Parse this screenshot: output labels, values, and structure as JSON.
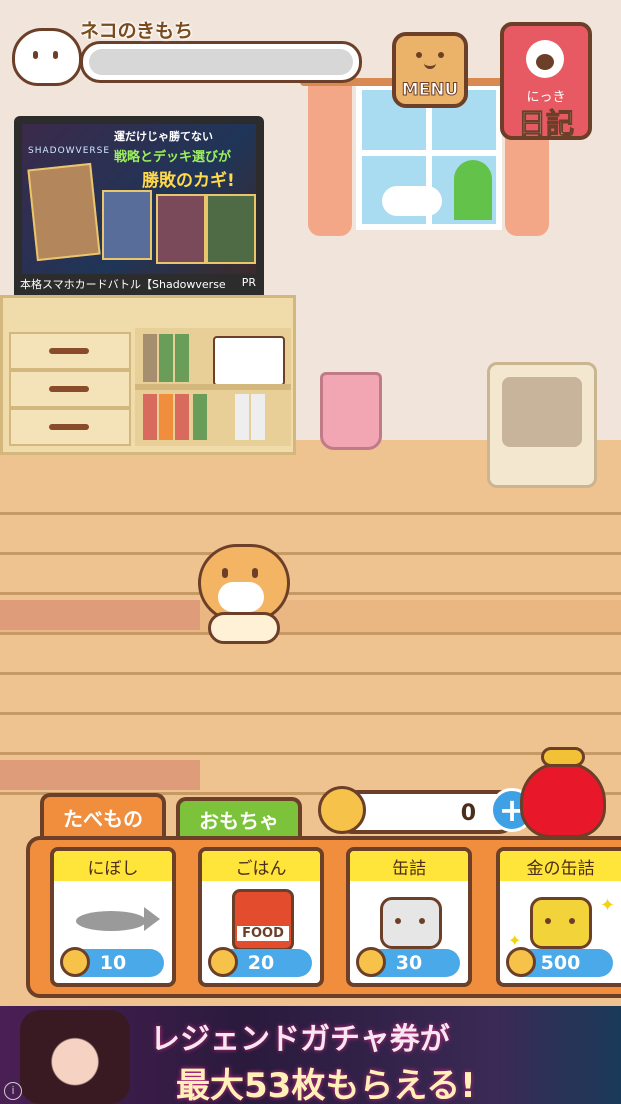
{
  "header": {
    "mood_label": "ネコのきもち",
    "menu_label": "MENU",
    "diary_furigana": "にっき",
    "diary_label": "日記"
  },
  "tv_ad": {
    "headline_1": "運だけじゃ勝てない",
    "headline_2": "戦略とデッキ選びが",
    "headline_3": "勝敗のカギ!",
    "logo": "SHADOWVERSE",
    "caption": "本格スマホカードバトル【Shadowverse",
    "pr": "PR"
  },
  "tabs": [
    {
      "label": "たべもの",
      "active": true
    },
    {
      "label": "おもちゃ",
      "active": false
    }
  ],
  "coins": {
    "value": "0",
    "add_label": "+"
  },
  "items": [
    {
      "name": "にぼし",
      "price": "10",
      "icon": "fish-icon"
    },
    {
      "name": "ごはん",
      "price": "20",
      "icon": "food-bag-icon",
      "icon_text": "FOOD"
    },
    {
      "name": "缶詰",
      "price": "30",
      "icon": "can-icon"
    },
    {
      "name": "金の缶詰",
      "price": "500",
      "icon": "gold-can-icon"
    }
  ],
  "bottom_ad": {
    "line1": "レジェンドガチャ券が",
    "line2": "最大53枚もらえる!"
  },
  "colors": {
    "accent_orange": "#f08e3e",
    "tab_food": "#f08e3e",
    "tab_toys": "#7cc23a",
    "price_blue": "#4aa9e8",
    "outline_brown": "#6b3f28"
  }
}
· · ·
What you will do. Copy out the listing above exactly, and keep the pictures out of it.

Written response.
Parse this screenshot: output labels, values, and structure as JSON.
{
  "header": {
    "mood_label": "ネコのきもち",
    "menu_label": "MENU",
    "diary_furigana": "にっき",
    "diary_label": "日記"
  },
  "tv_ad": {
    "headline_1": "運だけじゃ勝てない",
    "headline_2": "戦略とデッキ選びが",
    "headline_3": "勝敗のカギ!",
    "logo": "SHADOWVERSE",
    "caption": "本格スマホカードバトル【Shadowverse",
    "pr": "PR"
  },
  "tabs": [
    {
      "label": "たべもの",
      "active": true
    },
    {
      "label": "おもちゃ",
      "active": false
    }
  ],
  "coins": {
    "value": "0",
    "add_label": "+"
  },
  "items": [
    {
      "name": "にぼし",
      "price": "10",
      "icon": "fish-icon"
    },
    {
      "name": "ごはん",
      "price": "20",
      "icon": "food-bag-icon",
      "icon_text": "FOOD"
    },
    {
      "name": "缶詰",
      "price": "30",
      "icon": "can-icon"
    },
    {
      "name": "金の缶詰",
      "price": "500",
      "icon": "gold-can-icon"
    }
  ],
  "bottom_ad": {
    "line1": "レジェンドガチャ券が",
    "line2": "最大53枚もらえる!"
  },
  "colors": {
    "accent_orange": "#f08e3e",
    "tab_food": "#f08e3e",
    "tab_toys": "#7cc23a",
    "price_blue": "#4aa9e8",
    "outline_brown": "#6b3f28"
  }
}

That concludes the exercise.